== Data provided ==
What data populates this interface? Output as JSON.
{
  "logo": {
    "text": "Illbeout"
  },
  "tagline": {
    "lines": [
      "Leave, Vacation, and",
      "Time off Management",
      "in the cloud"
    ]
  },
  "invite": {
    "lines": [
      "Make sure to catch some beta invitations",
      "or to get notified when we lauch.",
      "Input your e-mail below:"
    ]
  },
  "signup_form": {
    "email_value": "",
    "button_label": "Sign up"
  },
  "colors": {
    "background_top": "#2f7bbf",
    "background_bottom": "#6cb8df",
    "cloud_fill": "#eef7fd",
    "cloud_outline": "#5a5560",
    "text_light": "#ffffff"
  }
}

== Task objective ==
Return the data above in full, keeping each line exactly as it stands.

== Answer for this exercise ==
What data populates this interface? Output as JSON.
{
  "logo": {
    "text": "Illbeout"
  },
  "tagline": {
    "lines": [
      "Leave, Vacation, and",
      "Time off Management",
      "in the cloud"
    ]
  },
  "invite": {
    "lines": [
      "Make sure to catch some beta invitations",
      "or to get notified when we lauch.",
      "Input your e-mail below:"
    ]
  },
  "signup_form": {
    "email_value": "",
    "button_label": "Sign up"
  },
  "colors": {
    "background_top": "#2f7bbf",
    "background_bottom": "#6cb8df",
    "cloud_fill": "#eef7fd",
    "cloud_outline": "#5a5560",
    "text_light": "#ffffff"
  }
}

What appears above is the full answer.